Saturday, December 17, 2011

choices and decisions.

People have a lot of choices in life. You can choose what you wear to your party and what you wear when you sleep. You can choose where you want to move, when you want to move, or if you want to even move at all. You can choose to get out of bed in the morning or not get out until noon. And that’s what makes life good, right? You get to choose your happiness. When those decisions of happiness add up, they tend to equal good things.
So I’ve been noticing lately that people feel like they can only choose one thing. Maybe there are so many choices in the world, that it is exhausting to be choosing all the time, and so just picking one is easier than picking two or three or four. But I’ve seen this pattern frequently:
You either have to dress nicely all the time or you aren’t put together.
You can’t be athletic and feminine at the same time; those biceps are just a little too much.
You can’t have a career and a marriage, because both take up too much time, so you need to decide on one.
You can’t be adventurous and still have a relationship; one of them will have to go, because there isn’t room for both.
The truth is, really, that you can have both. This last phrase has been a constant theme in my life. I have seen friends, family, colleagues go through this all the time. I am surrounded by people who are making great strides in their careers and adventures and happiness and successes, but a lot of these friends and family members think that it needs to be one or the other.
Adventure vs. Family
Career vs. Relationship
Mountains vs. Stability
Life on the road vs. Home in one spot
And this isn’t talked about enough. That you can be crazy about someone and still be with them, and still go on adventures and be in the mountains and high places and travel, and still be attached to that person. I will say it again; it’s not talked about enough because it hits a spot in most people that is a little too sensitive, because sometimes maybe someone chose a mountain over you. Or maybe someone chose medical school and decided that you didn’t fit into the pursuing of their career. You might be on the other side of this, too. I know I have been on both ends. I’ve chosen to be single instead of in a relationship because it seemed easier, despite the happiness that was brought in. And I’ve also been a second choice to an adventure, because, well, they didn’t believe it was worth the sacrifice. In life people make choices, and it’s not always going to be you. It’s sad. And it’s real.
Choosing both doesn’t mean it will be life without sacrifices. And it doesn’t mean that it will be easier. And sometimes, honestly, in unique situations, you won’t be able to have both.
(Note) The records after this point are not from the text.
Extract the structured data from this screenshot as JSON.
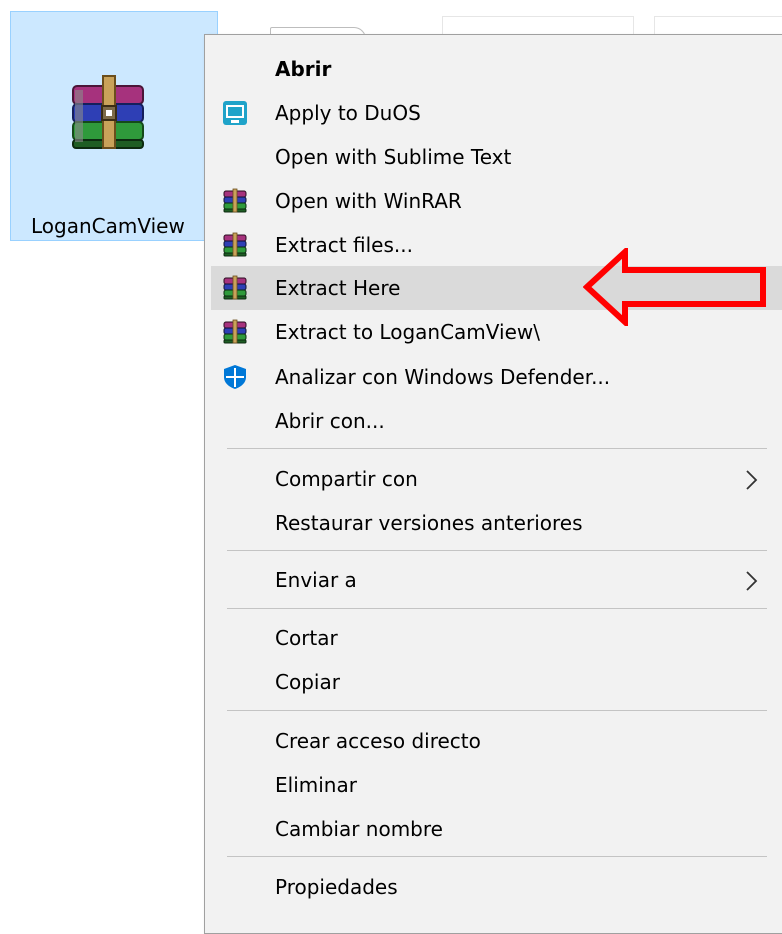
{
  "desktop": {
    "file": {
      "name": "LoganCamView",
      "icon": "winrar-archive-icon"
    }
  },
  "context_menu": {
    "items": [
      {
        "label": "Abrir",
        "bold": true,
        "icon": null
      },
      {
        "label": "Apply to DuOS",
        "icon": "duos-icon"
      },
      {
        "label": "Open with Sublime Text",
        "icon": null
      },
      {
        "label": "Open with WinRAR",
        "icon": "winrar-icon"
      },
      {
        "label": "Extract files...",
        "icon": "winrar-icon"
      },
      {
        "label": "Extract Here",
        "icon": "winrar-icon",
        "highlighted": true
      },
      {
        "label": "Extract to LoganCamView\\",
        "icon": "winrar-icon"
      },
      {
        "label": "Analizar con Windows Defender...",
        "icon": "windows-defender-icon"
      },
      {
        "label": "Abrir con...",
        "icon": null
      },
      {
        "label": "Compartir con",
        "submenu": true
      },
      {
        "label": "Restaurar versiones anteriores"
      },
      {
        "label": "Enviar a",
        "submenu": true
      },
      {
        "label": "Cortar"
      },
      {
        "label": "Copiar"
      },
      {
        "label": "Crear acceso directo"
      },
      {
        "label": "Eliminar"
      },
      {
        "label": "Cambiar nombre"
      },
      {
        "label": "Propiedades"
      }
    ]
  },
  "annotation": {
    "type": "red-arrow",
    "points_to": "Extract Here",
    "color": "#ff0000"
  },
  "colors": {
    "selection": "#cce8ff",
    "menu_bg": "#f2f2f2",
    "hover": "#dadada",
    "accent_blue": "#0078d7"
  }
}
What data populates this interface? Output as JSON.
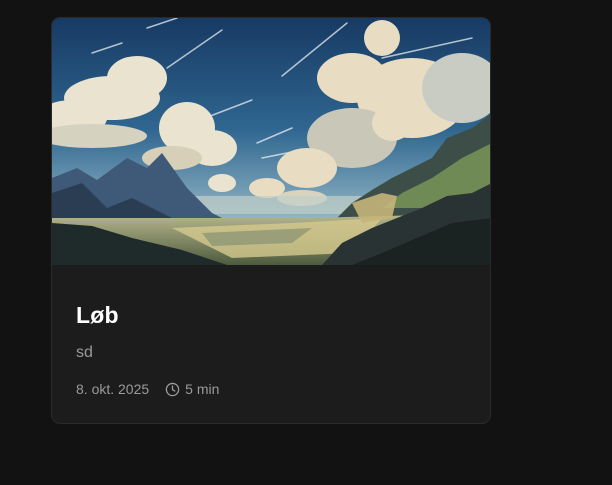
{
  "card": {
    "title": "Løb",
    "subtitle": "sd",
    "date": "8. okt. 2025",
    "read_time": "5 min",
    "cover_icon": "landscape-illustration",
    "time_icon": "clock-icon"
  },
  "colors": {
    "page_background": "#121212",
    "card_background": "#1c1c1c",
    "title": "#ffffff",
    "muted_text": "#9a9a9a"
  }
}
But listen to this: giving some things up leaves room for other things.
So really, the only decision you need to make is that you can be both.
You can have both.
You can embody more than one thing.
And no one will make that choice, but you.

Sunday, December 11, 2011


Big news! National Geographic asked to put my bio and photo up as an Explorer on their website. I'm so honored to be a part of this grant process that they give opportunity for. Please view my interview here:

I've been walking with a heavy heart these past days. I also woke up to Heidi crying. Four of our six chickens were killed by either a fox or a dog.

I felt so heavy and disoriented, saying goodbye to all these things that were making me so happy. Both Heidi and I agreed we still wanted to go on our planned trip to South Dakota. We were feeling an immense amount of loss and grief and wanted to run away.

So we took our chickens, dogs and our heavy hearts miles and miles up the roads to go visit our soul sister, Jade, in Spearfish. We navigated through the canyons, and watched a bald eagle fly through the pines. The sun set and we watched the lines from the aspen tree shadows stretch out on the snow. We had a late dinner in Spearfish, and waiters kept checking on us because we cried our way through the meal. We loved those chickens. 

Our days spent with Jade were important and bold. We were able to sneak a photo with the chickens in front of Mount Rushmore. We pointed out their faces and told them the history. We loved the two chickens with all our might, and they laid us blue eggs the entire way. We caught my pup sneaking off in Rapid City for a little jaunt through some parking lots and woods. We wandered around abandoned things and drank hot chocolate. We spent about 9 hours at the animal shelter. Because, really, what I will miss most of all is being able to pour love into someone and something. I have a pup for that, but the emptiness still feels like it will swallow me whole if I stand too close. So we poured all of the love we could muster up into animals who were looking for a home.

The five days we spent there were good and wholesome. I'm headed home to spend time with my family and best friend who just returned from Africa. Surround yourself with love, and it will surround you.